eCite Digital Repository

Epibiotic pressure contributes to biofouling invader success

Citation

Leonard, K and Hewitt, CL and Campbell, ML and Primo, C and Miller, SD, Epibiotic pressure contributes to biofouling invader success, Scientific Reports, 7 Article 5173. ISSN 2045-2322 (2017) [Refereed Article]


Preview
PDF
1Mb
  

Copyright Statement

Copyright 2017 The Authors. Licensed under Creative Commons Attribution 4.0 International (CC BY 4.0) https://creativecommons.org/licenses/by/4.0/

DOI: doi:10.1038/s41598-017-05470-2

Abstract

Reduced competition is a frequent explanation for the success of many introduced species. In benthic marine biofouling communities, space limitation leads to high rates of overgrowth competition. Some species can utilise other living organisms as substrate (epibiosis), proffering a competitive advantage for the epibiont. Additionally, some species can prevent or reduce epibiotic settlement on their surfaces and avoid being basibionts. To test whether epibiotic pressure differs between native and introduced species, we undertook ex situ experiments comparing bryozoan larval settlement to determine if introduced species demonstrate a greater propensity to settle as epibionts, and a reduced propensity to be basibionts, than native species. Here we report that introduced species opportunistically settle on any space (bare, native, or introduced), whereas native species exhibit a strong tendency to settle on and near other natives, but avoid settling on or near introduced basibionts. In addition, larvae of native species experience greater larval wastage (mortality) than introduced species, both in the presence and absence of living substrates. Introduced speciesí ability to settle on natives as epibionts, and in turn avoid epibiosis as basibionts, combined with significantly enhanced native larval wastage, provides a comprehensive suite of competitive advantages contributing to the invasion success of these biofouling species.
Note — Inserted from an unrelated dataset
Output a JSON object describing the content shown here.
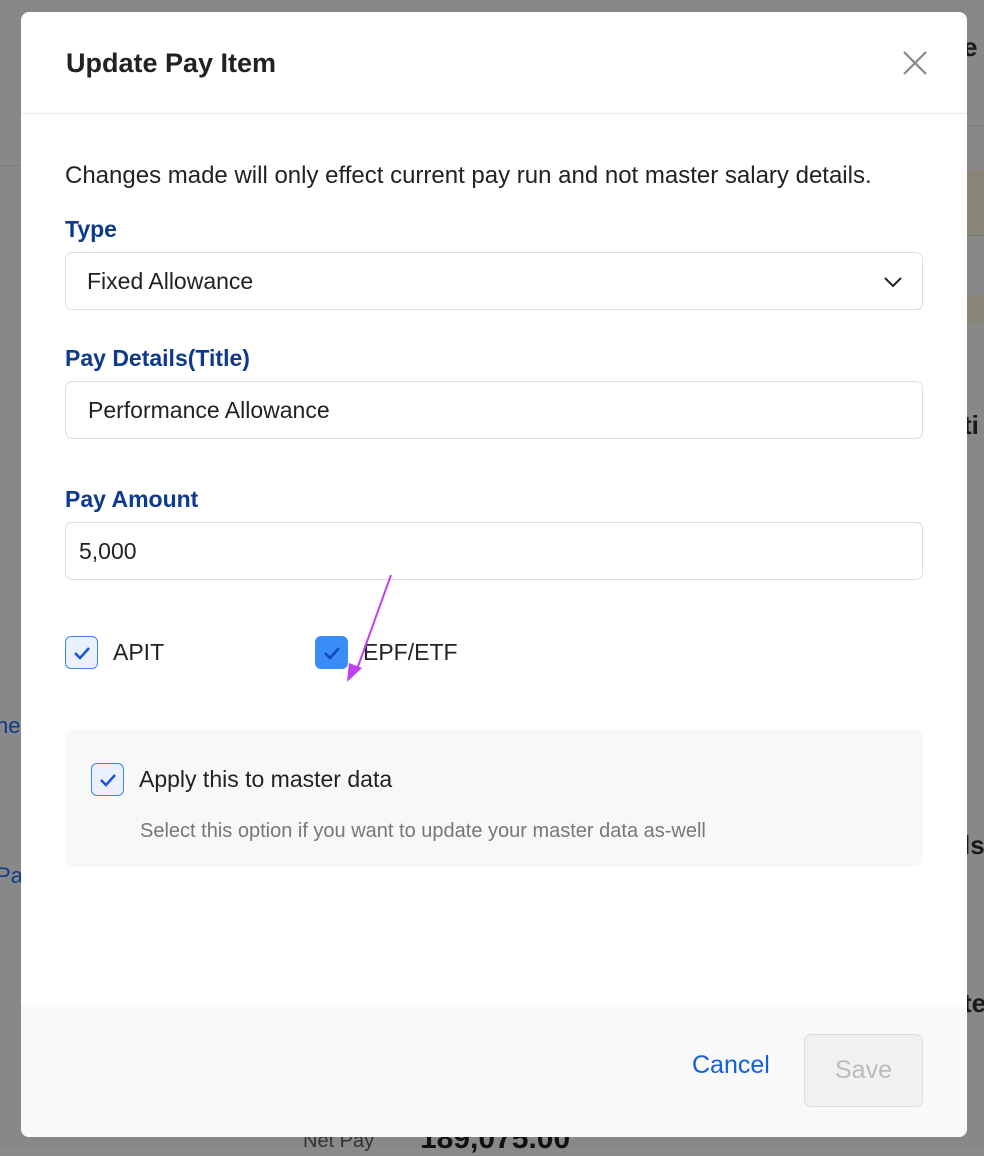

Item Details

Item Type:Refereed Article
Keywords:co-evolution, invasive species, epibiosis
Research Division:Environmental Sciences
Research Group:Ecological Applications
Research Field:Invasive Species Ecology
Objective Division:Environment
Objective Group:Flora, Fauna and Biodiversity
Objective Field:Marine Flora, Fauna and Biodiversity
Author:Leonard, K (Mr Kaeden Leonard)
Author:Hewitt, CL (Professor Chad Hewitt)
Author:Campbell, ML (Associate Professor Marnie Campbell)
Author:Primo, C (Dr Carmen Primo Perez)
ID Code:118493
Year Published:2017
Deposited By:IMAS - Directorate
Deposited On:2017-07-13
Last Modified:2017-08-24
Downloads:2 View Download Statistics

Repository Staff Only: item control page